There is an ongoing thread about the disappearance of a child (the daughter of Florrie’s boss) years ago that I hope gets some resolution eventually. That was one detail that I had completely forgotten about, so when a reference to it popped up, it was jarring. If harm to children is a no-go for you, dear reader, you might want to skip this series. Other than that, I really enjoy these cozy mysteries and look forward to the next book, A Colorful Scheme, currently slated to publish in August 2022.

Source: Checked out from my public library

Challenges: Read Harder 2022 Task #2: Read a book set in a bookstore

Reading Challenges 2022

Oh, look. It’s January again.

I actually started this post in December, which might say something about how this is going already.

I’m signing up for four reading challenges this year, along with my ongoing Classics Club list, which is going to play a large part in three of the challenges.

My 2022 Reading Challenges:

  • Read Harder 2022: From the folks at Book Riot, this challenge (now in its 8th year) is “designed to help you break out of your reading bubble and expand your worldview through books.” I managed 22/24 tasks in 2021, largely thanks to a big push in December.
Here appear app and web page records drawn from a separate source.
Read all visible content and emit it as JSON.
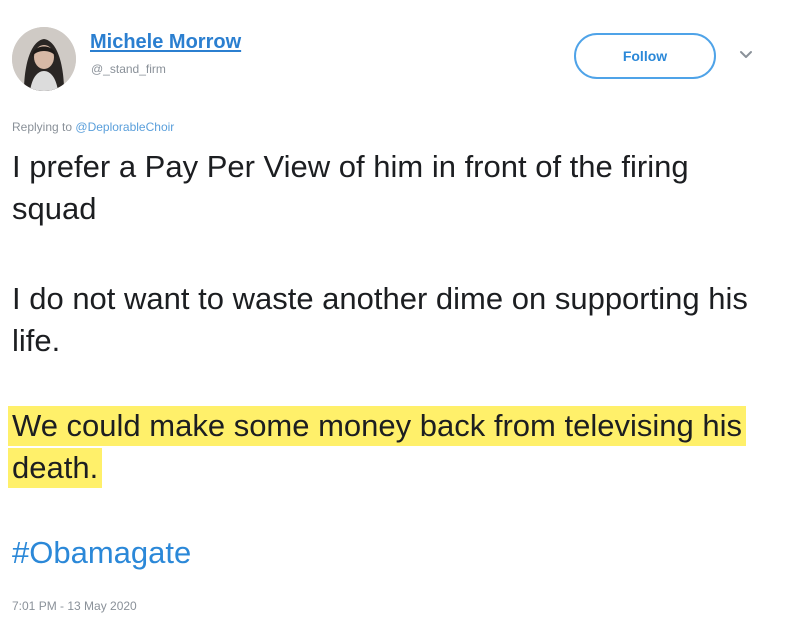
{
  "author": {
    "display_name": "Michele Morrow",
    "handle": "@_stand_firm"
  },
  "follow_label": "Follow",
  "menu_icon": "chevron-down-icon",
  "reply": {
    "prefix": "Replying to",
    "mention": "@DeplorableChoir"
  },
  "tweet": {
    "paragraph_1": "I prefer a Pay Per View of him in front of the firing squad",
    "paragraph_2": "I do not want to waste another dime on supporting his life.",
    "paragraph_3_highlighted": "We could make some money back from televising his death.",
    "hashtag": "#Obamagate"
  },
  "timestamp": "7:01 PM - 13 May 2020",
  "colors": {
    "link_blue": "#2b88d8",
    "highlight_yellow": "#fff06a",
    "muted_gray": "#8a9199"
  }
}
Goal for 2022: spread the effort out a bit more.
  • Back to the Classics Challenge 2022: I’m so glad Karen at Books and Chocolate is hosting this again. After my showing of 0 tasks last year, there’s nowhere to go but up, right? I’ll be pulling from my Classics Club 2019-2023 list, which I’m still a teensy bit behind on.
  • Mount TBR Challenge 2022: Another one I completely dropped in 2021. One thing I did do last year, though, was purchase several of the books I want to read from my Classics Club list, which means they all count toward this goal. I also have at least half a shelf of books received when I was part of a mystery-of-the-month club that I would like to read and then probably donate to the library.
  • Official TBR Pile Challenge 2022: Adam at Roof Beam Reader has brought back the Official TBR Pile Challenge. Unlike Mount TBR, this one requires a list at the beginning of the year. My list has its own Official TBR Pile Challenge 2022 page.

I will once again be tracking the challenges using the post tags and using the pages linked under “Reading Challenges“.

How about you? Any goals for 2022?